Excerpts from a dataset:
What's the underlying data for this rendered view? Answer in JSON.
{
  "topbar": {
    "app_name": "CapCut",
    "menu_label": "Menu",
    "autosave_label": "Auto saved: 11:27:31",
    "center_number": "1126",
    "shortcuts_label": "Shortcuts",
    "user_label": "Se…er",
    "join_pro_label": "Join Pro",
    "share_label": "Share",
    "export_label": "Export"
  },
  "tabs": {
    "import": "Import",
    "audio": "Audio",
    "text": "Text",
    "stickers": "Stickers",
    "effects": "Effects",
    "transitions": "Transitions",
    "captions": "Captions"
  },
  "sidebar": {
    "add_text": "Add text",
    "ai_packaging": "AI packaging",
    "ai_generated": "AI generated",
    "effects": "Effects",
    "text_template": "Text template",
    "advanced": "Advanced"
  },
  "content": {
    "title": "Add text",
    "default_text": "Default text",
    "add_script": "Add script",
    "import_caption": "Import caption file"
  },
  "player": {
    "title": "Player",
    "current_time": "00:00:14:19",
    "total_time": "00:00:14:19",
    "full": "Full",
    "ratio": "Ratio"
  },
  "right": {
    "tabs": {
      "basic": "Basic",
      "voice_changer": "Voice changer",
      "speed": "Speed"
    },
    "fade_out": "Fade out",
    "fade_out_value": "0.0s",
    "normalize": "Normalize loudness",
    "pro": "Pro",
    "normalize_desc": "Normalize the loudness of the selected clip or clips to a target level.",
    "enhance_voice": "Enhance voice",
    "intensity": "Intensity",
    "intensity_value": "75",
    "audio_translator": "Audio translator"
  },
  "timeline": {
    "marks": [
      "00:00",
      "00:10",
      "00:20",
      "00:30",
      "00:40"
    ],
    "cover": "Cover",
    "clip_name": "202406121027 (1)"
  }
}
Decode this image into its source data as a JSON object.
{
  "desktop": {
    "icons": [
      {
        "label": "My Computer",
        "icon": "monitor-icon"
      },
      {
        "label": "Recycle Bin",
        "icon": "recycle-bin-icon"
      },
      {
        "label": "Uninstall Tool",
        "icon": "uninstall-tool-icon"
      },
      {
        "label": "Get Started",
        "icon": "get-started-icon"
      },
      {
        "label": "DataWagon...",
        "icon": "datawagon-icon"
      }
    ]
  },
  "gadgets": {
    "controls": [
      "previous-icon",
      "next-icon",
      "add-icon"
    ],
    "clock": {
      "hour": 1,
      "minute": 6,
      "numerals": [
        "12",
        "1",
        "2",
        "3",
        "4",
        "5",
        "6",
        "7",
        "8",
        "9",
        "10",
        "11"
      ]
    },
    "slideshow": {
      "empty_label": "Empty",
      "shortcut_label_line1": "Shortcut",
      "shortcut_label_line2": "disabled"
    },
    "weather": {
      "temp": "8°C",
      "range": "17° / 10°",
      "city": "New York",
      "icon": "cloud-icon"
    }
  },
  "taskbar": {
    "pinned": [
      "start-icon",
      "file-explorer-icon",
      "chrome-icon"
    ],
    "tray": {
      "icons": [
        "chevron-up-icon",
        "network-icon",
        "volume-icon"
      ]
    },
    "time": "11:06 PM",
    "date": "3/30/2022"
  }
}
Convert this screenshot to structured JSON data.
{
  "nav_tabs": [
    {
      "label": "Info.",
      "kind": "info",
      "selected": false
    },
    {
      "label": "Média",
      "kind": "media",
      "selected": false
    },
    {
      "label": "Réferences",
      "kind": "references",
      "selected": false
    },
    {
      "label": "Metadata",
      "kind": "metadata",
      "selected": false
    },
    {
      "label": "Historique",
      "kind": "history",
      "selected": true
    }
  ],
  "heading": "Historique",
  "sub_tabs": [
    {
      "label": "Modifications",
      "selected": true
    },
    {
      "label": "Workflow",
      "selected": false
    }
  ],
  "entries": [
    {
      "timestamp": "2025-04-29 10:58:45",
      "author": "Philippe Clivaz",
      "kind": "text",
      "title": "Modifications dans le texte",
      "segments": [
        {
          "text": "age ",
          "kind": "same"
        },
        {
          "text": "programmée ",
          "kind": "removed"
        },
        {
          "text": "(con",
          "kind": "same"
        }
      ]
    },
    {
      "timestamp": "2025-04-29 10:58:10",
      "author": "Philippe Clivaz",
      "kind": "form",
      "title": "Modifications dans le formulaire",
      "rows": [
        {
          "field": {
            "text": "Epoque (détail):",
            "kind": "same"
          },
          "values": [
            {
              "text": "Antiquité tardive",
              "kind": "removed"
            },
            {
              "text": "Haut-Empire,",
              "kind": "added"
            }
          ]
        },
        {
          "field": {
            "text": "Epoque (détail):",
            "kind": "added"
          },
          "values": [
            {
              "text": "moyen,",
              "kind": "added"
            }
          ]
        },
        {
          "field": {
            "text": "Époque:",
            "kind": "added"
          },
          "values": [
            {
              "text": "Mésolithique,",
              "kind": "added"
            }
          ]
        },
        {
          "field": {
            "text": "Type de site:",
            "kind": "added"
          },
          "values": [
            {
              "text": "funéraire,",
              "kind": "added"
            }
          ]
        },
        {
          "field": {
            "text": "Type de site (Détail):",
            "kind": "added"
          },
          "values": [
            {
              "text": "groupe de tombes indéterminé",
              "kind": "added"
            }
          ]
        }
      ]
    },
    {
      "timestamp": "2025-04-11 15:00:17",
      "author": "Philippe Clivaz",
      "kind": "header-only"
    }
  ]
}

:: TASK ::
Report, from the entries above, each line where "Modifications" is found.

:: REPLY TO THE TASK ::
      "label": "Modifications",
      "title": "Modifications dans le texte",
      "title": "Modifications dans le formulaire",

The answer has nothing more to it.